In your copy, leave out all pictures and reproduce every entry exactly.

_Data provided_

☆ ☆ ☆

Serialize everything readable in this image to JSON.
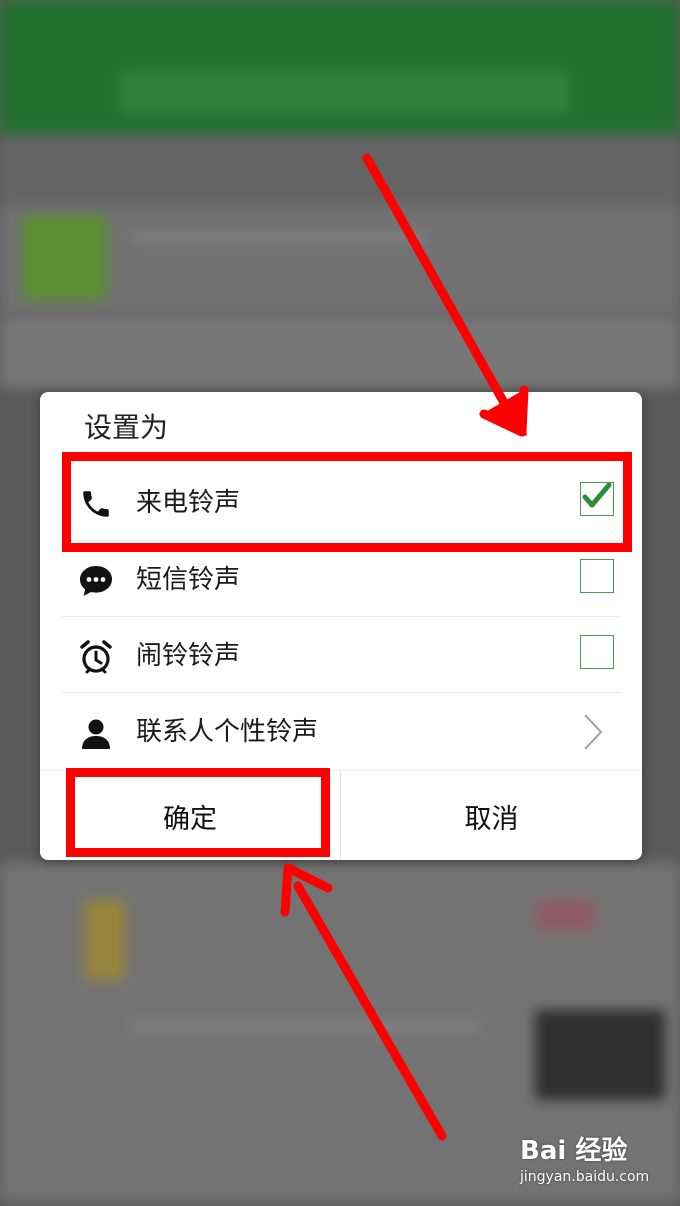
{
  "dialog": {
    "title": "设置为",
    "options": [
      {
        "label": "来电铃声",
        "icon": "phone-icon",
        "checked": true
      },
      {
        "label": "短信铃声",
        "icon": "message-icon",
        "checked": false
      },
      {
        "label": "闹铃铃声",
        "icon": "alarm-clock-icon",
        "checked": false
      },
      {
        "label": "联系人个性铃声",
        "icon": "person-icon"
      }
    ],
    "confirm_label": "确定",
    "cancel_label": "取消"
  },
  "watermark": {
    "logo": "Bai 经验",
    "url": "jingyan.baidu.com"
  },
  "colors": {
    "highlight": "#ff0000",
    "check": "#2e8b3a",
    "checkbox_border": "#4a9a55"
  }
}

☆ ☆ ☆

_Answer to this problem_
Serialize everything readable in this image to JSON.
{
  "dialog": {
    "title": "设置为",
    "options": [
      {
        "label": "来电铃声",
        "icon": "phone-icon",
        "checked": true
      },
      {
        "label": "短信铃声",
        "icon": "message-icon",
        "checked": false
      },
      {
        "label": "闹铃铃声",
        "icon": "alarm-clock-icon",
        "checked": false
      },
      {
        "label": "联系人个性铃声",
        "icon": "person-icon"
      }
    ],
    "confirm_label": "确定",
    "cancel_label": "取消"
  },
  "watermark": {
    "logo": "Bai 经验",
    "url": "jingyan.baidu.com"
  },
  "colors": {
    "highlight": "#ff0000",
    "check": "#2e8b3a",
    "checkbox_border": "#4a9a55"
  }
}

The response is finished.